Persons accused of crimes who, due to their poverty, are not able to adequately provide for their own defense.
Although social scientists have long debated the causes of crime, it is beyond dispute that the impact of the criminal justice system is felt most heavily among the most economically disadvantaged members of society. In city after city, young, unemployed men dominate the criminal dockets. Nearly two out of three incarcerated individuals lack a high school diploma, and less than 8 percent have ever attended college. Controversy concerns whether poverty causes crime or merely funnels deviants into relatively unremunerative and highly risky kinds of criminal activity, where they are more likely to be apprehended. Another theory is that these crime statistics reflect institutional class biases in the criminal justice system, such as the inability of the impoverished defendant to mount an adequate defense. The commitment to equal justice under law is severely tested by a criminal justice system that imposes further disabilities on the most disadvantaged members of the community.
The Supreme Court noted in Griffin v. Illinois
The principle of Gideon was extended to other areas of the criminal process but not comprehensively. Escobedo v. Illinois

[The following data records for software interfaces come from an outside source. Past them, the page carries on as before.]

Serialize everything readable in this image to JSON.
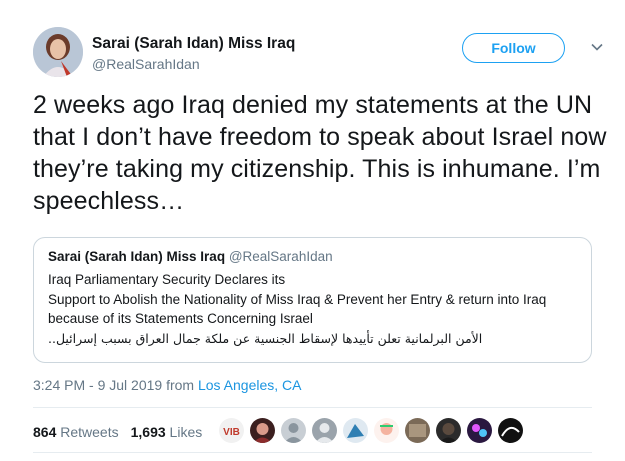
{
  "author": {
    "name": "Sarai (Sarah Idan) Miss Iraq",
    "handle": "@RealSarahIdan"
  },
  "follow_label": "Follow",
  "tweet_text": "2 weeks ago Iraq denied my statements at the UN that I don’t have freedom to speak about Israel now they’re taking my citizenship. This is inhumane. I’m speechless…",
  "quote": {
    "name": "Sarai (Sarah Idan) Miss Iraq",
    "handle": "@RealSarahIdan",
    "lines": [
      "Iraq Parliamentary Security Declares its",
      "Support to Abolish the Nationality of Miss Iraq & Prevent her Entry & return into Iraq",
      "because of its Statements Concerning Israel",
      "الأمن البرلمانية تعلن تأييدها لإسقاط الجنسية عن ملكة جمال العراق بسبب إسرائيل.."
    ]
  },
  "meta": {
    "time": "3:24 PM - 9 Jul 2019 from ",
    "location": "Los Angeles, CA"
  },
  "stats": {
    "retweets_count": "864",
    "retweets_label": "Retweets",
    "likes_count": "1,693",
    "likes_label": "Likes"
  },
  "colors": {
    "accent": "#1da1f2",
    "link": "#1b95e0",
    "secondary_text": "#657786",
    "border": "#ccd6dd"
  },
  "liker_avatars": [
    "avatar-1",
    "avatar-2",
    "avatar-3",
    "avatar-4",
    "avatar-5",
    "avatar-6",
    "avatar-7",
    "avatar-8",
    "avatar-9",
    "avatar-10"
  ]
}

Perhaps the clearest example of the Court’s lessened favor of the appointment of counsel is Argersinger v. Hamlin
An issue yet to be effectively addressed involves the adequacy of counsel for poor defendants, whether appointed or retained. Many defendants are represented by court-appointed public defenders. Despite their talent and good intentions, public defenders tend to operate under the pressure of unrealistic caseloads and inadequate funding. Defendants who, like the Scottsboro men, first encounter their attorney just before trial are not unusual. Without time or resources to conduct a thorough investigation of the case, public defenders are often reduced to arranging a plea bargain. The economics of criminal defense work often place the private attorney in a similar position.
If access to judicial process is fundamental to the fair administration of criminal justice, it would be expected that the Court would facilitate the indigent’s access to its own forum. The Court permits petitioners for certiorari to file in forma pauperis, or as a pauper. The resulting waiver of the Court’s modest filing fees may be more symbolic than substantive, since less than 1 percent of such petitions are accepted for review. In the 1990’s the numbers of in forma pauperis petitioners was the fastest growing segment of the Court’s caseload, which came to account for more than half of all petitioners. Many of these are filed by prisoners alleging deficiencies in their convictions. Most are frivolous, although an occasional in forma pauperis petition, like that in Gideon, results in a significant decision. The Court now requires a person filing in forma pauperis to provide documentation of his or her impecunious circumstances.
Casper, Jonathan. American Criminal Justice: The Defendant’s Perspective. Englewood Cliffs, N.J.: Prentice-Hall, 1972. Cole, David. No Equal Justice: Race and Class in the American Criminal Justice System. New York: New Press, 1999. Feeley, Malcome. The Process Is the Punishment: Handling Cases in Lower Criminal Court. New York: Russell Sage, 1992. Lewis, Anthony. Gideon’s Trumpet. New York: Random House, 1989. Reiman, Jeffrey H. The Rich Get Richer and the Poor Get Prison: Ideology, Class, and Criminal Justice. Needham, Mass.: Allyn & Bacon, 1997.
Argersinger v. Hamlin
Betts v. Brady
Counsel, right to
Escobedo v. Illinois
Gideon v. Wainwright
Johnson v. Zerbst
Miranda v. Arizona
Powell v. Alabama